Second, there is a link between the disaster and the manner in which 'development' has been done in this ecologically fragile region. Over the past few years, particularly, since the creation of the new state of Uttaranchal, there has desperate drive for extraction of the regions resources - water, forests and minerals. What is clear is that this kind of development has come at the cost of the environment.
Why do I say this? Take hydropower projects, as an example. There is no doubt that generation of energy is an important economic activity for the region -- water is its natural wealth. But the question is if the Central or state government ever considered the cumulative impact of the hydropower projects on the rivers and the mountains. Currently, there are roughly 70 projects built or proposed on the Ganga, all to generate some 10,000 mw of power. The projects are being built bumper to bumper -- where one project ends, another begins. In this way, the river would be modified -- through diversion to tunnels or reservoirs -- to such an extent that 80 per cent of the Bhagirathi and 65 per cent of the Alaknanda could be "affected".

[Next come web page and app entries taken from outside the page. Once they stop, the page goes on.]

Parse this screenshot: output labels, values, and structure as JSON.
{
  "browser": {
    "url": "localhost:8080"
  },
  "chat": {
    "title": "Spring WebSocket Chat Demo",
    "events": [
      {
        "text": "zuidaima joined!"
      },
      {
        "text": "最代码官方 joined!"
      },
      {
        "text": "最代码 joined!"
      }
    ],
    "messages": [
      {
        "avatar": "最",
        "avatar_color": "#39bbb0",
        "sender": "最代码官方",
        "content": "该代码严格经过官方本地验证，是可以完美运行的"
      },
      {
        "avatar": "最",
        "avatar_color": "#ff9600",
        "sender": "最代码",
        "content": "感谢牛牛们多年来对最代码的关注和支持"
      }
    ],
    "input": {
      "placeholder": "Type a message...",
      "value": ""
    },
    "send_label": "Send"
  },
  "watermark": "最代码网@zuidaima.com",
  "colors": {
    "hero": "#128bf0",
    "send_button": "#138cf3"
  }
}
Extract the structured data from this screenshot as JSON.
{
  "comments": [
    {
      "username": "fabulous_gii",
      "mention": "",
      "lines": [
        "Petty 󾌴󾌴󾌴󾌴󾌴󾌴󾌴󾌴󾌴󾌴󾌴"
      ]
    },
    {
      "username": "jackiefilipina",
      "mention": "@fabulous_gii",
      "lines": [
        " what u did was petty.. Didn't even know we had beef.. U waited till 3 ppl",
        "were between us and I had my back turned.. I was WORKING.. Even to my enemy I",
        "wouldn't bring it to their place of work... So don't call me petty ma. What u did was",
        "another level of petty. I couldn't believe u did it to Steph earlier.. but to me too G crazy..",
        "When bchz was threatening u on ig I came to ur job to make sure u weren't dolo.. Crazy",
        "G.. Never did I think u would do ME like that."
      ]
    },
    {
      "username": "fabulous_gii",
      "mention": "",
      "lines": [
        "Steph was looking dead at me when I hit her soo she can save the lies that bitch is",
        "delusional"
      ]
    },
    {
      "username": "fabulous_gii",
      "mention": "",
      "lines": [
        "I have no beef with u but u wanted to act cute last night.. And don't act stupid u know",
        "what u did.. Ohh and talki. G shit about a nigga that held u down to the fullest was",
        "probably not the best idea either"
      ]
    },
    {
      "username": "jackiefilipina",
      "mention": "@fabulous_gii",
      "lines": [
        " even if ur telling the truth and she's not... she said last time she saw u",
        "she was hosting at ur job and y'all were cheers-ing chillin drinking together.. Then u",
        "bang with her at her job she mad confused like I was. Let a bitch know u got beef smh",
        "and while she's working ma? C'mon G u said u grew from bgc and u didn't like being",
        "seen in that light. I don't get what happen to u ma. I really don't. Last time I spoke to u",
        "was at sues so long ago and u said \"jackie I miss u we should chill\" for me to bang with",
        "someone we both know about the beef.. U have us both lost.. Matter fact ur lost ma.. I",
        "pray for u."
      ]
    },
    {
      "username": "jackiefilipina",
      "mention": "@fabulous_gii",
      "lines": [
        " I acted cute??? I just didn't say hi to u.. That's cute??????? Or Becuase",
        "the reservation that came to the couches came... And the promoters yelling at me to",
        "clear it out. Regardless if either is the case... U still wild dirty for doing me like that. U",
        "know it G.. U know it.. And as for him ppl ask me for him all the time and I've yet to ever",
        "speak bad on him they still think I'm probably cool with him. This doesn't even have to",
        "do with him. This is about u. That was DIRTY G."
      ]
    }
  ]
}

The projects do not plan to release water in the river during the lean months. As a result, large stretches of the river are rendered completely dry for many months, impacting riverine ecology and societal needs. The construction itself, at this scale, has devastating impacts on the mountains -- because of blasting to build tunnels and barrages. The combined impact is huge as the mountains collapse, landslides block rivers and natural dams are created. Then when the force of the water builds against the natural dam, it bursts and erupts and takes a deadly toll.
Why build 70 projects? Why build without consideration for ecology? Our research has shown that it is possible to provide 50 percent ecological flow in the river during six months of lean periods and 30 percent during the high discharge season and still be able to generate energy. In this way energy generation would mimic the flow of the river. This e-flow regime, if accepted (the report is with government presently for its finalization) would mean re-evaluation of the projects and even scrapping many. But it would mean that we would still have a river that flows at all times. Energy generation would not come at the cost of the environment.
The question also is how the projects should be constructed so that impacts can be minimized. The bottom line is to ensure that this development does not lead to destruction and increase vulnerability of this already fragile region.
Clearly, the need is to do things differently. The region needs development -- people who live there need basic amenities like roads, electricity, health care and education. They need employment and livelihood options. But equally it is clear that the economic future of the Himalaya and its people can never be secured or safeguarded if makes the already vulnerable region more hazard-prone and more deadly. Development cannot come as the cost of environment, not in any region of the country; but particularly not in the Himalaya. The result is otherwise dire and deadly. Something we just cannot afford.
It is also clear that 'coping' with these natural disasters will require disaster preparedness and weather forecasting systems
We need to build forecasting system to inform government of impending cloudbursts or high rainfall events. Then state government must have disaster warning systems to inform people about impending disasters or what should be done in these circumstances -- even in this extremely remote and inaccessible region. The Comptroller and Auditor General had already noted that the state's disaster preparedness paraphernalia was shockingly unequipped. In this case, the warning about possible high rainfall came late, it was inadequate in terms of its information and then state governments did nothing to stop tourists and pilgrims from going up the mountains. Local people were caught completely unaware.
What we are seeing is challenges of an increasingly climate-risky world; where already ecologically fragile and vulnerable regions are made more vulnerable and more disaster-prone. In all this, human mismanagement of natural resources compounds the tragedy; takes precious human lives. We have no options but to fix it all -- from greenhouse emissions that increasingly put our world in jeopardy to resource management that is sustainable -- and fix it all quickly.